For those of us in the business of Project Management, the ‘standard’ risks are second nature to us: scope creep, schedule compression, resource unavailability, schedule slippage, cost overruns.

However, what makes someone a good PM is their reaction to the unexpected.

At Arbutus Solutions, we’ve all been managing projects for years and have seen things that Hollywood scriptwriters couldn’t imagine.

Yet it still comes as a shock when the unexpected happens. Especially when projects are progressing along (relatively) smoothly.

At the start of a project, the ‘standard’ risks are second nature to us: scope creep, schedule compression, resource unavailability, schedule slippage, cost overruns. So why do these things shock us when they happen? Who knows? I’ll leave the psychology to Dr. Phil.

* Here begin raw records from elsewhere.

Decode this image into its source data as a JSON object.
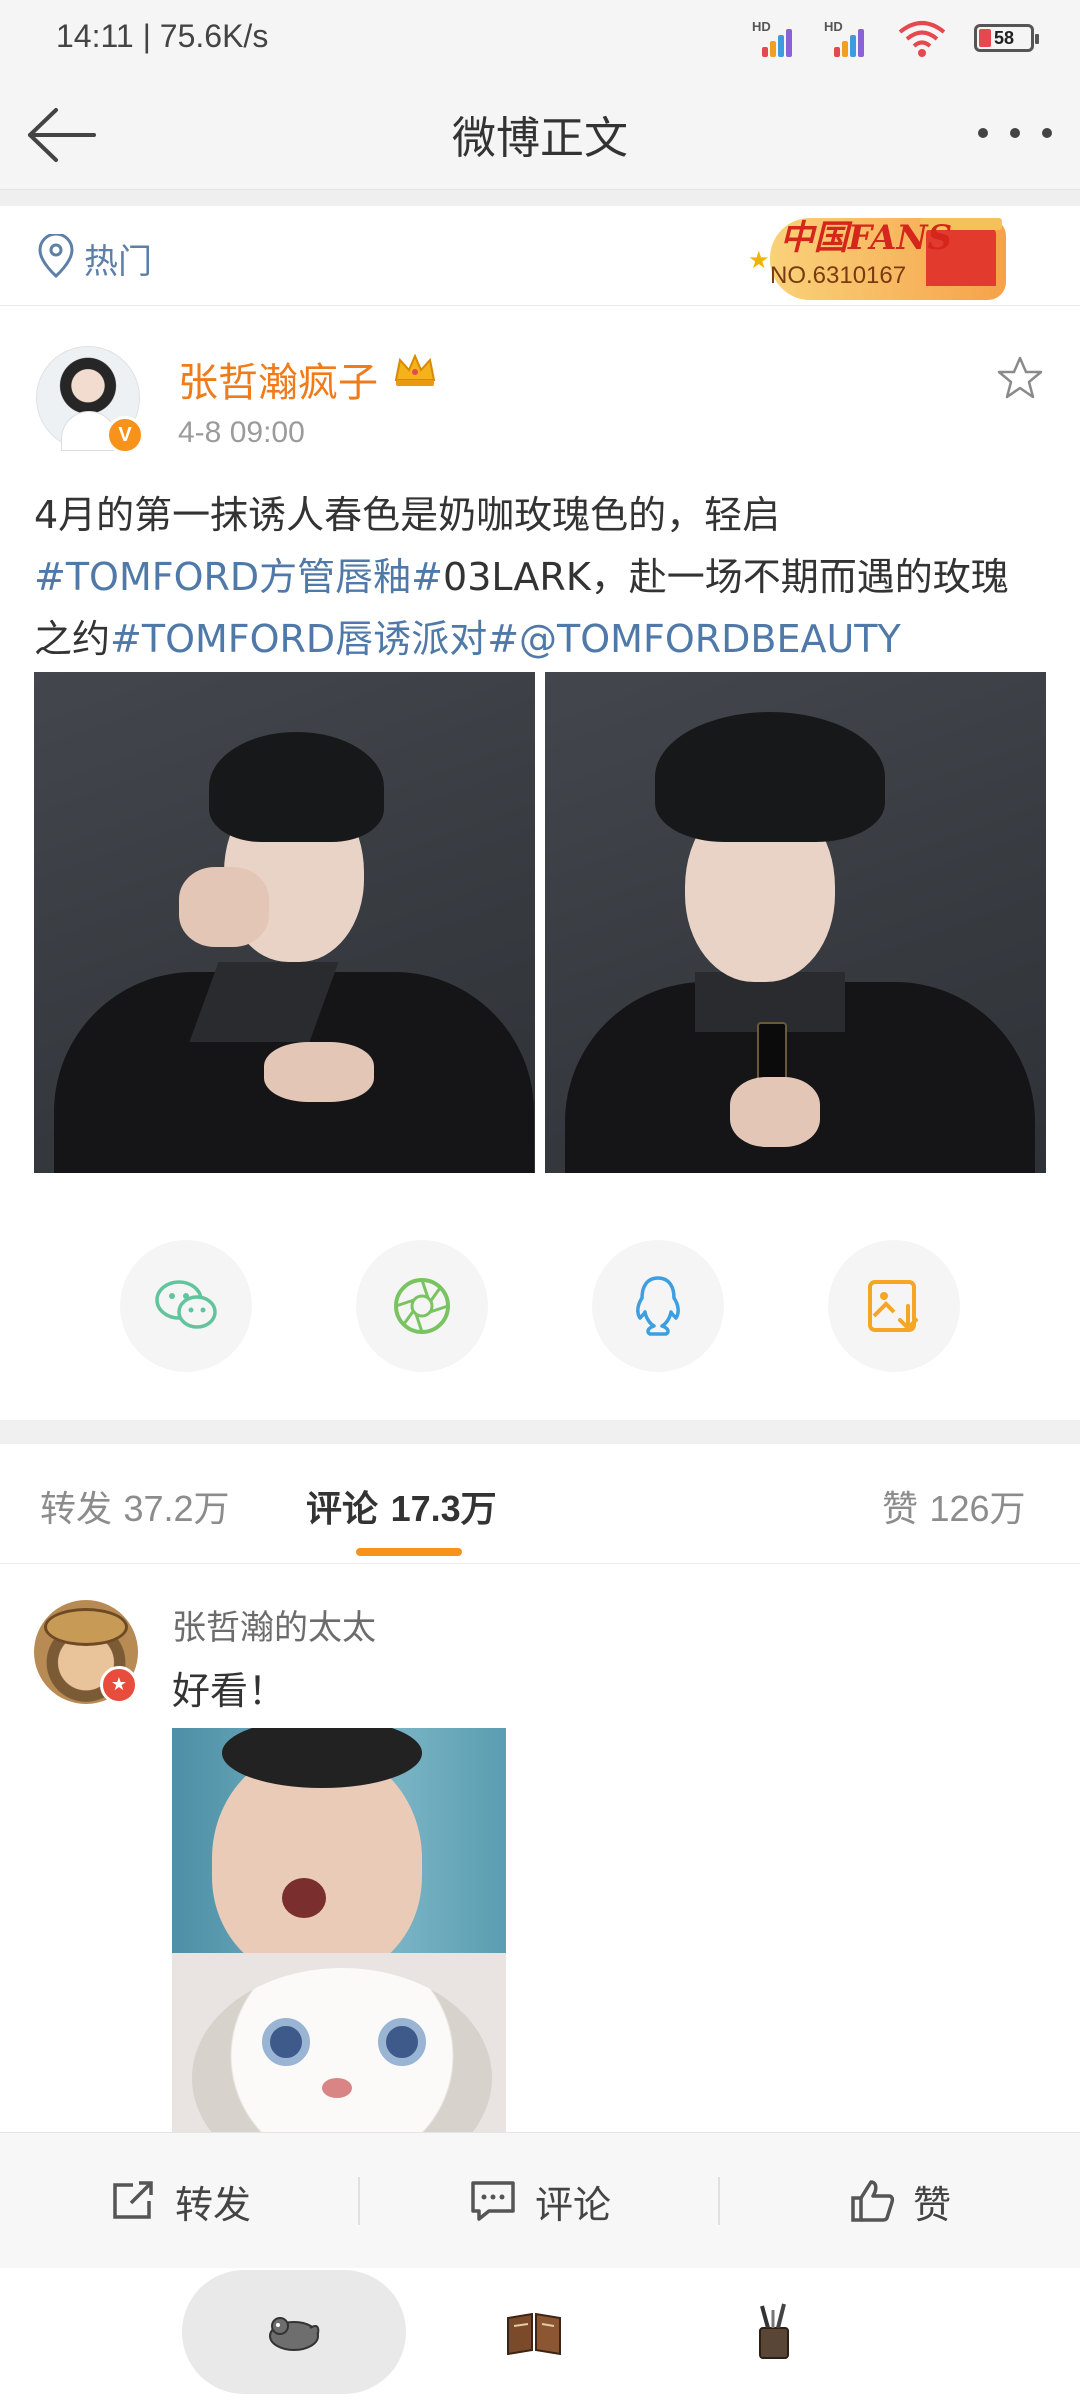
{
  "status_bar": {
    "time_speed": "14:11 | 75.6K/s",
    "signal_1": "HD",
    "signal_2": "HD",
    "battery": "58"
  },
  "header": {
    "title": "微博正文",
    "back_icon": "arrow-left-icon",
    "more_icon": "more-dots-icon"
  },
  "hot": {
    "label": "热门",
    "icon": "hot-location-icon"
  },
  "fans_badge": {
    "title": "中国FANS",
    "number": "NO.6310167"
  },
  "post": {
    "author": "张哲瀚疯子",
    "time": "4-8 09:00",
    "text_plain_1": "4月的第一抹诱人春色是奶咖玫瑰色的，轻启",
    "tag_1": "#TOMFORD方管唇釉#",
    "text_plain_2": "03LARK，赴一场不期而遇的玫瑰之约",
    "tag_2": "#TOMFORD唇诱派对#",
    "mention": "@TOMFORDBEAUTY",
    "favorite_icon": "star-outline-icon"
  },
  "share_targets": [
    "wechat-icon",
    "moments-icon",
    "qq-icon",
    "save-image-icon"
  ],
  "tabs": {
    "repost_label": "转发",
    "repost_count": "37.2万",
    "comment_label": "评论",
    "comment_count": "17.3万",
    "like_label": "赞",
    "like_count": "126万"
  },
  "comment": {
    "name": "张哲瀚的太太",
    "text": "好看！"
  },
  "actions": {
    "repost": "转发",
    "comment": "评论",
    "like": "赞"
  },
  "dock": [
    "pet-icon",
    "book-icon",
    "pen-cup-icon"
  ],
  "colors": {
    "accent": "#f7931a",
    "author": "#f07b18",
    "link": "#4f79a8",
    "wechat": "#62c49c",
    "moments": "#79c461",
    "qq": "#3d9fe0",
    "save": "#f5a623"
  }
}
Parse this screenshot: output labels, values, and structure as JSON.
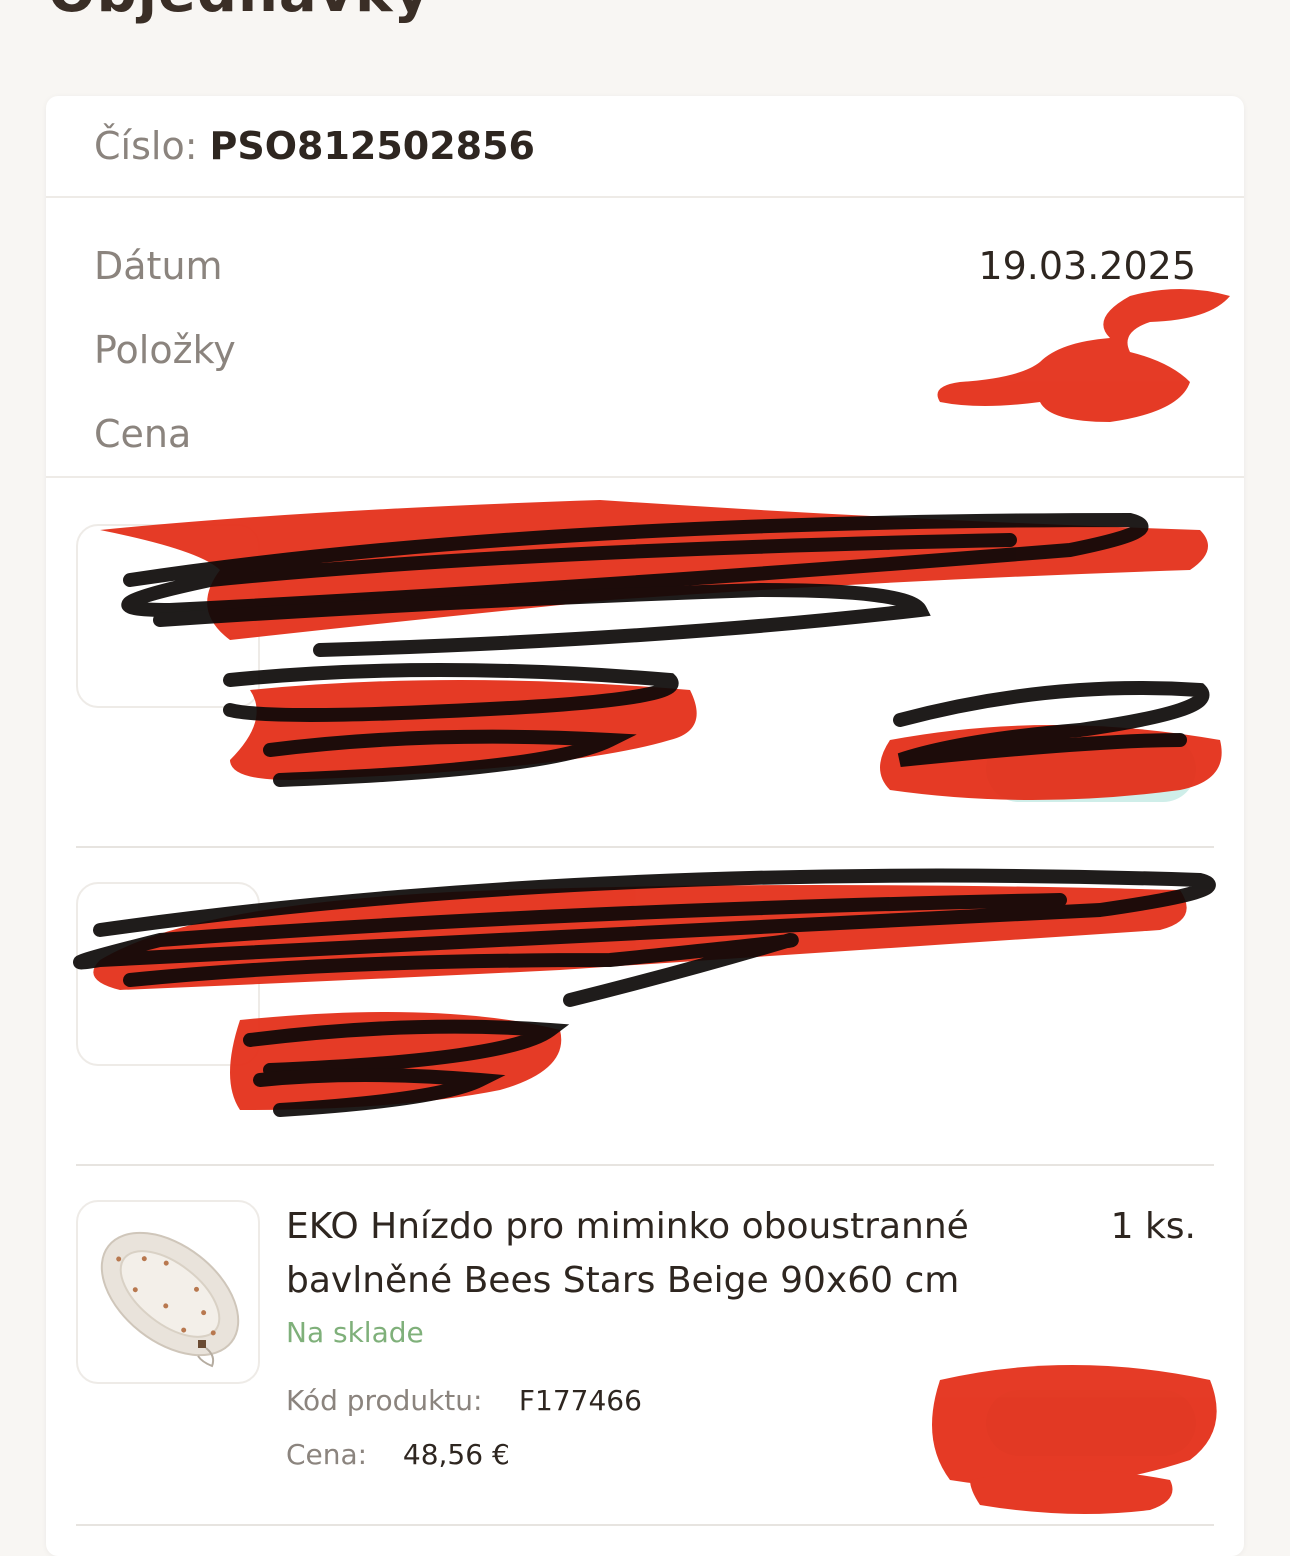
{
  "page": {
    "heading": "Objednávky"
  },
  "order": {
    "number_label": "Číslo:",
    "number": "PSO812502856",
    "date_label": "Dátum",
    "date": "19.03.2025",
    "items_label": "Položky",
    "items_value": "",
    "price_label": "Cena",
    "price_value": ""
  },
  "items": [
    {
      "name": "",
      "qty": "",
      "stock": "",
      "code_label": "",
      "code": "",
      "price_label": "",
      "price": ""
    },
    {
      "name": "",
      "qty": "",
      "stock": "",
      "code_label": "",
      "code": "",
      "price_label": "",
      "price": ""
    },
    {
      "name": "EKO Hnízdo pro miminko oboustranné bavlněné Bees Stars Beige 90x60 cm",
      "qty": "1 ks.",
      "stock": "Na sklade",
      "code_label": "Kód produktu:",
      "code": "F177466",
      "price_label": "Cena:",
      "price": "48,56 €"
    }
  ]
}
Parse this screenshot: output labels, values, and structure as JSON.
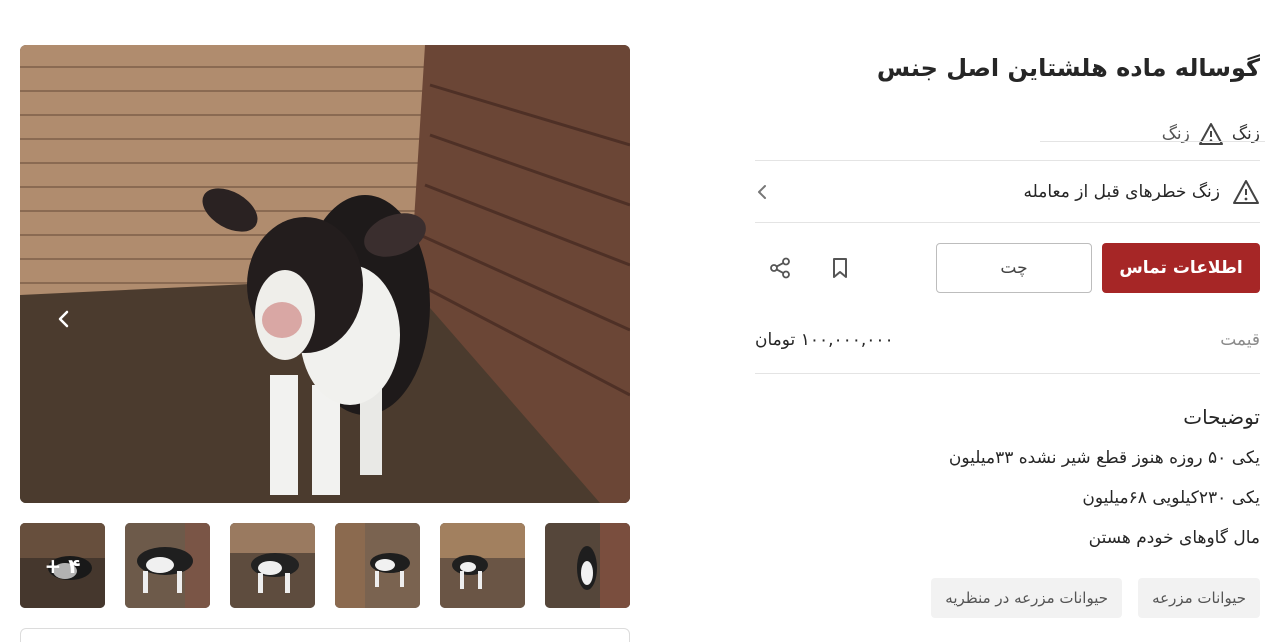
{
  "listing": {
    "title": "گوساله ماده هلشتاین اصل جنس",
    "alarm_tag_primary": "زنگ",
    "alarm_tag_secondary": "زنگ",
    "risk_notice": "زنگ خطرهای قبل از معامله",
    "contact_button": "اطلاعات تماس",
    "chat_button": "چت",
    "price_label": "قیمت",
    "price_value": "۱۰۰,۰۰۰,۰۰۰ تومان",
    "description_title": "توضیحات",
    "description_lines": [
      "یکی ۵۰ روزه هنوز قطع شیر نشده ۳۳میلیون",
      "یکی ۲۳۰کیلویی ۶۸میلیون",
      "مال گاوهای خودم هستن"
    ],
    "tags": [
      "حیوانات مزرعه",
      "حیوانات مزرعه در منظریه"
    ]
  },
  "gallery": {
    "more_count": "+ ۴",
    "thumbnail_count": 6
  },
  "icons": {
    "prev": "chevron-left-icon",
    "next": "chevron-left-icon",
    "warning": "warning-triangle-icon",
    "bookmark": "bookmark-icon",
    "share": "share-icon"
  },
  "colors": {
    "primary": "#a62626",
    "text": "#262626",
    "muted": "#8c8c8c",
    "chip_bg": "#f2f2f2"
  }
}
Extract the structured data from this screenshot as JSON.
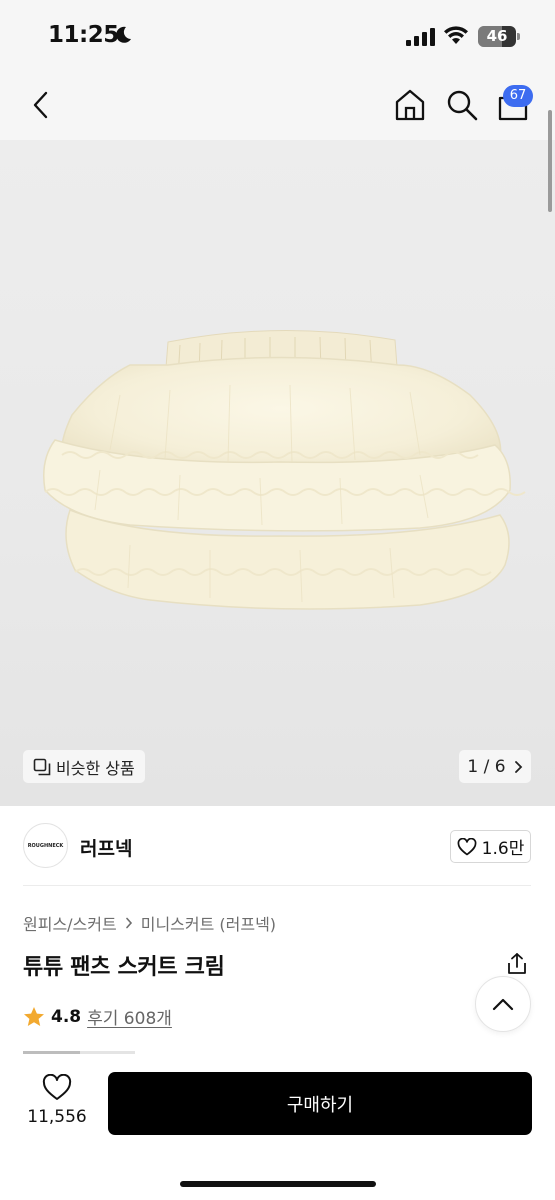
{
  "status_bar": {
    "time": "11:25",
    "battery": "46"
  },
  "nav": {
    "back_icon": "chevron-left-icon",
    "home_icon": "home-icon",
    "search_icon": "search-icon",
    "cart_icon": "bag-icon",
    "cart_count": "67",
    "badge_color": "#3d6cf0"
  },
  "gallery": {
    "similar_label": "비슷한 상품",
    "pager": "1 / 6"
  },
  "brand": {
    "logo_text": "ROUGHNECK",
    "name": "러프넥",
    "likes": "1.6만"
  },
  "product": {
    "breadcrumb": [
      "원피스/스커트",
      "미니스커트 (러프넥)"
    ],
    "title": "튜튜 팬츠 스커트 크림",
    "rating": "4.8",
    "reviews": "후기 608개",
    "star_color": "#f2a92f"
  },
  "bottom_bar": {
    "wish_count": "11,556",
    "buy_label": "구매하기"
  }
}
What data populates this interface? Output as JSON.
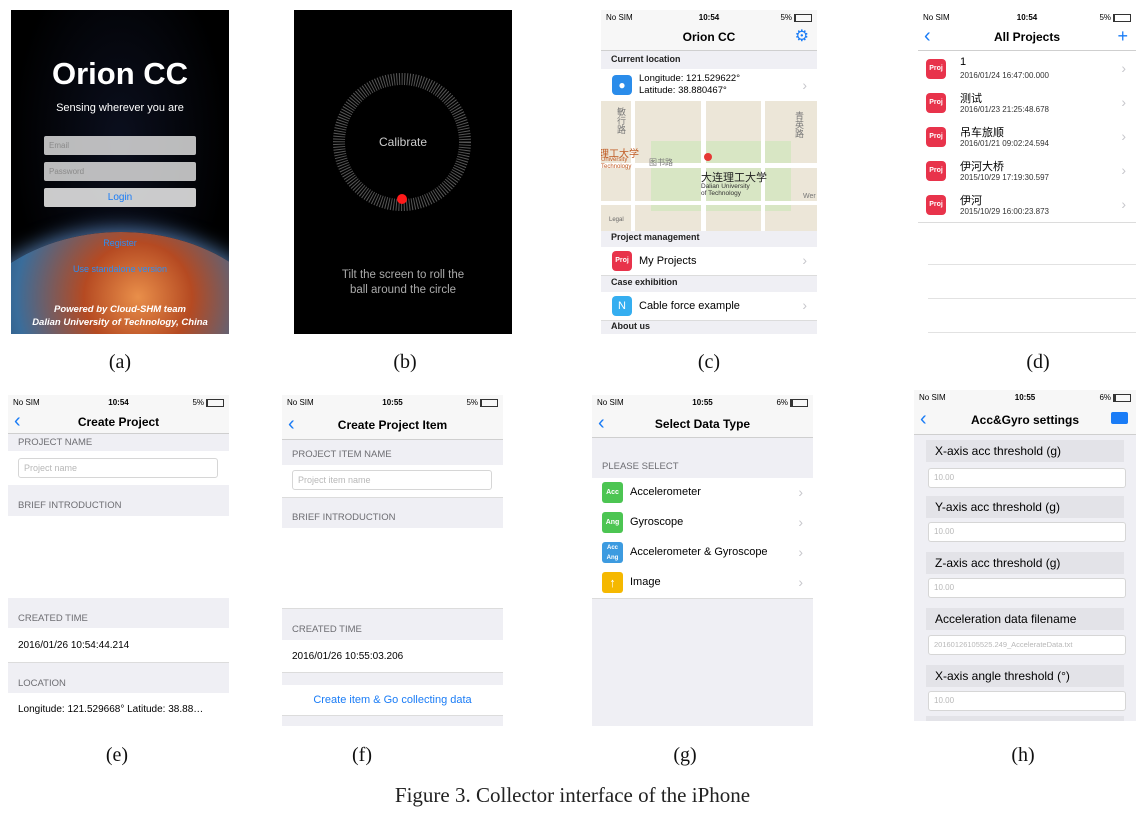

What’s important, as the Project Manager, is our reaction to the unexpected.


I recently heard of a project which was moving along reasonably well. The sponsor and PM were actively engaged. Though there had been some schedule challenges in the Requirements Definition stage, the team was stepping up to recover the schedule as Design Stage began. And then presto, like a bolt from the blue, the lead Subject Matter Expert was removed from the project. Naturally, the SME had several critical path deliverables due that very week. It’s a natural reaction to assume the worst, panic, and set one’s hair on fire.

If you give yourself some time to calm down, you’ll soon see that the loss of a resource, even a critical resource, need not necessarily threaten the overall project. There are worse things.

So get a coffee, find a quiet place, breathe, and put your objective goggles on.

Start by quantifying the immediate implications. Likely, those critical path items are at risk. How can those risks be mitigated? Are there substitute resources? Do circumstances permit access to the critical resource for task completion, or perhaps knowledge transfer? If so, you’re ninety percent of the way to a solution. If not, what workarounds do you have? What substitute resources are available? Can you adjust scope or schedule? Is overtime an option? Can scope be deferred? Can work be contracted out? Can quality be compromised? Can you temporarily trade resources with another project? How about brainstorming with the team or with your peers for creative solutions? What have you done before in similar circumstances?

I was fortunate to learn the ‘no-one is indispensable’ lesson early in my career. As one of a few junior resources in a small workgroup, we all answered to the Team Lead. Our Team Lead was personable enough, though he kept the plum assignments for himself (they were too complex for the juniors) and was stingy with knowledge transfer. He kept himself in a good position.

One day, he wasn’t there anymore. Our immediate reaction? Panic. No-one knew how to do the things that the Team Lead did routinely. After some accelerated learning curves (think deep end of the pool, sans water-wings) all us juniors stepped up.

We learned more over the next two months than in the previous two years of ‘tutelage’. Like the proverbial vanishing hole in the bucket of water, no-one is indispensable.


Embrace the opportunities that challenges present. Search for the benefits of unexpected events. I bet you will find them.